May 5, 2011

           

Senator Grassley and a group of 7 bipartisan cosponsors introduced the Domestic Energy Security Act of 2011.  For all provisions, this bill would extend them through 2016 – in essence this is a 5 year bill.  The following is a humble attempt to walk through them quickly.
  1. The bill would keep in place the current VEETC structure for 2012 and 2013, but reduce the value to $0.20 per gallon and $0.15 per gallon, respectively.
  2. In 2014, VEETC would transition to a variable tax credit tied to the price of oil.  The variable rate starts at 30 cents and steps down 6 cents for every $10/bbl over $50/bbl.  At oil prices above $90 a barrel, no incentive would be available.
  3. This bill extends the cellulosic producer tax credit, valued at $1.01 per gallon, through 2016.
  4. This bill enhances the current alternative fuel vehicle refueling property credit (think blender pumps here) by making it available to 100% of the total cost, provided qualified applicants for the credit can show the infrastructure is being used for ethanol blends that include at least one offering of an ethanol blend between E20 and E85.
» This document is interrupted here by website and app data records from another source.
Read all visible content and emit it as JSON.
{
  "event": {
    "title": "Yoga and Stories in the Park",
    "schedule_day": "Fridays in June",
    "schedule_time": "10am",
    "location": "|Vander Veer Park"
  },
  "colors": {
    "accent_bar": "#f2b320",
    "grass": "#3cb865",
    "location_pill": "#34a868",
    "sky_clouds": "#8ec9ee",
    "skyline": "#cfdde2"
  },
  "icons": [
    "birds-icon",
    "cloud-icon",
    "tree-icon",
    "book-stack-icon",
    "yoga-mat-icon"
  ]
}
  5. This bill extends the secondary tariff on imported ethanol through 2016.  It reduces the value to $0.20 in 2012 and $0.15 for years 2013-2016.